Lust for Darkness Review

Developer Movie Games Lunarium’s Lust for Duskness is a first person psychological horror of the Lovecraftian kind featuring influence from the paintings of Zdzisław Beksiński. Players dive into the depths of sexual content and shifting alternate planes to find a missing wife who has been abducted. The game is available on PC but started life on Kickstarter back in 2017. Is this game worthy of your time considering its brevity but lowish asking price (£10.99)?

To begin the game puts you in a modern day house as a man suffering from the loss of his kidnapped wife. You can actually explore and interact with quite a number of inanimate objects which becomes quite a theme throughout the game. However, you won’t spend too long in the house because a letter is ominously pushed under your front door giving a hint of your wife being still alive and a location where she is held. A quick look on the laptop and “Google” search and a mansion is suggested as the place to investigate. Grab the car keys and jump in the car. All very tame stuff to begin but once you reach the mansion there are some other gameplay elements thrown in. Sadly these don’t always work and in some ways are quite jarring to the walking sim presentation the game alludes to. There are stealth moments or sudden scenes where you have to run away from demon like beings. You are powerless to anything but run. Sure this is a horror game but these moments simply fall flat, and don’t let me get started on the “boss battle” in the last 20 minutes. Some things are quite painful gameplay wise and makes you wonder who thought these would be good elements to put in this game when frankly they are totally unnecessary.

In a nutshell, players solve some basic puzzles, examine objects, read notes, view a few sexual scenes, look at sexual imagery as they progress through various warp gates to an alternate dimension, and generally push forwards in a rather linear path. That’s not to say the game isn’t engaging. On the contrary, the walking bits and general atmosphere are very well done, with some neat visuals and haunting music to drive the player forwards. Even the character narration – whilst somewhat typical – fits the bill here. You can get engrossed in all the game has to offer which in turn extends the playtime somewhat given that you will race through the story in around 3 hours.

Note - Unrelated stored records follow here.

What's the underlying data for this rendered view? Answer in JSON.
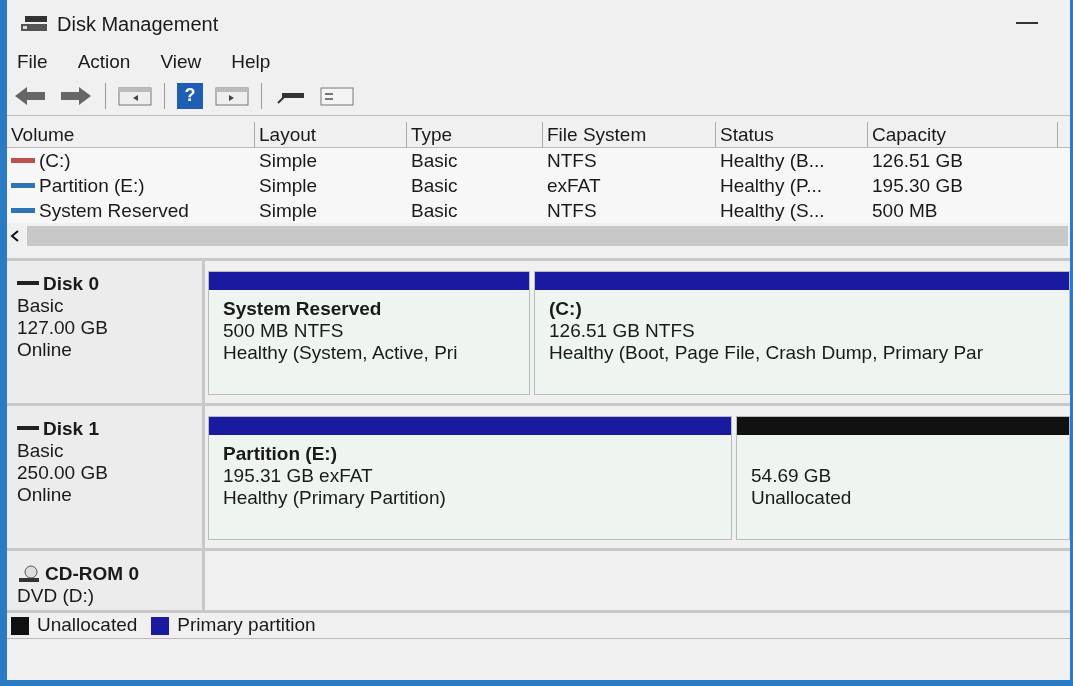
{
  "window": {
    "title": "Disk Management"
  },
  "menu": [
    "File",
    "Action",
    "View",
    "Help"
  ],
  "toolbar": {
    "help_glyph": "?"
  },
  "table": {
    "columns": [
      "Volume",
      "Layout",
      "Type",
      "File System",
      "Status",
      "Capacity"
    ],
    "rows": [
      {
        "cells": [
          "(C:)",
          "Simple",
          "Basic",
          "NTFS",
          "Healthy (B...",
          "126.51 GB"
        ]
      },
      {
        "cells": [
          "Partition (E:)",
          "Simple",
          "Basic",
          "exFAT",
          "Healthy (P...",
          "195.30 GB"
        ]
      },
      {
        "cells": [
          "System Reserved",
          "Simple",
          "Basic",
          "NTFS",
          "Healthy (S...",
          "500 MB"
        ]
      }
    ]
  },
  "disks": [
    {
      "kind": "disk",
      "name": "Disk 0",
      "lines": [
        "Basic",
        "127.00 GB",
        "Online"
      ],
      "partitions": [
        {
          "kind": "primary",
          "name": "System Reserved",
          "size": "500 MB NTFS",
          "status": "Healthy (System, Active, Pri"
        },
        {
          "kind": "primary",
          "name": "(C:)",
          "size": "126.51 GB NTFS",
          "status": "Healthy (Boot, Page File, Crash Dump, Primary Par"
        }
      ]
    },
    {
      "kind": "disk",
      "name": "Disk 1",
      "lines": [
        "Basic",
        "250.00 GB",
        "Online"
      ],
      "partitions": [
        {
          "kind": "primary",
          "name": "Partition  (E:)",
          "size": "195.31 GB exFAT",
          "status": "Healthy (Primary Partition)"
        },
        {
          "kind": "unallocated",
          "size": "54.69 GB",
          "status": "Unallocated"
        }
      ]
    },
    {
      "kind": "cdrom",
      "name": "CD-ROM 0",
      "lines": [
        "DVD (D:)"
      ]
    }
  ],
  "legend": [
    {
      "kind": "unallocated",
      "label": "Unallocated"
    },
    {
      "kind": "primary",
      "label": "Primary partition"
    }
  ]
}
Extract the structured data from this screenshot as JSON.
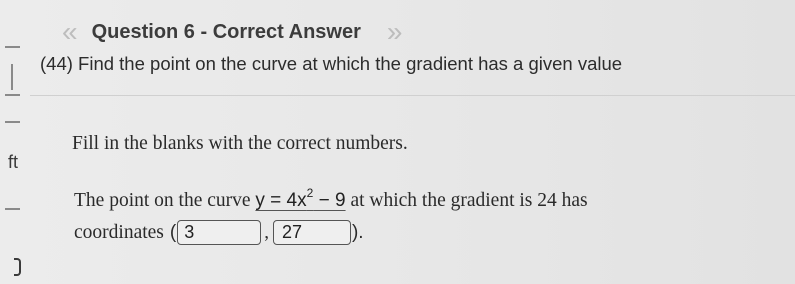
{
  "header": {
    "prev_arrow": "«",
    "title": "Question 6 - Correct Answer",
    "next_arrow": "»"
  },
  "subtitle": "(44) Find the point on the curve at which the gradient has a given value",
  "left_edge": {
    "text": "ft"
  },
  "instruction": "Fill in the blanks with the correct numbers.",
  "problem": {
    "text_before": "The point on the curve",
    "equation_lhs": "y = 4x",
    "equation_exponent": "2",
    "equation_rhs": " − 9",
    "text_after": "at which the gradient is 24 has",
    "coordinates_label": "coordinates",
    "open_paren": "(",
    "comma": ",",
    "close_paren": ").",
    "answer_x": "3",
    "answer_y": "27"
  }
}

Obviously because this game contains sexual content, ooh shock horror, then anyone under the age of 60 will have to block their ears and cover their eyes. No, seriously this is not really a game for anyone under the age of 16 and even then some parents might ask the youngsters to go back to “Call of Shooting and Graphic Murder” instead – much better for them than exposed breasts and penises right? No, this is an adult game but in reality the sexual content is designed to be a layer of the story for atmosphere, something different rather than a pure focus to get the pulse racing. In context it is reasonably well introduced and rests on artistic rather than tacky, although not everyone will agree.

Aside from a lack of full controller support and fiddly opening doors – click hold and pull back with mouse – there’s not really much else to complain about here. It’s a nice game and for under £11 not bad for a quick fix. You can explore and find collectible side stories but it’s really a one play deal. If you like to be entertained with dark visual elements and controversial imagery then this is worth checking out. If you’re easily offended then you might want to look away. That said, the gratuitous moments aren’t really that impacting overall and its rather the poor stealth or running away moments which will raise your pulse more than anything.

Score 7/10

Written by: Robert Cram

Robert Cram has hundreds of video game reviews and thousands of articles under his belt. He aims to remain objective and fair in his analysis. With years of experience, feels his gaming opinions are valid and worth sharing. Agreement is entirely optional.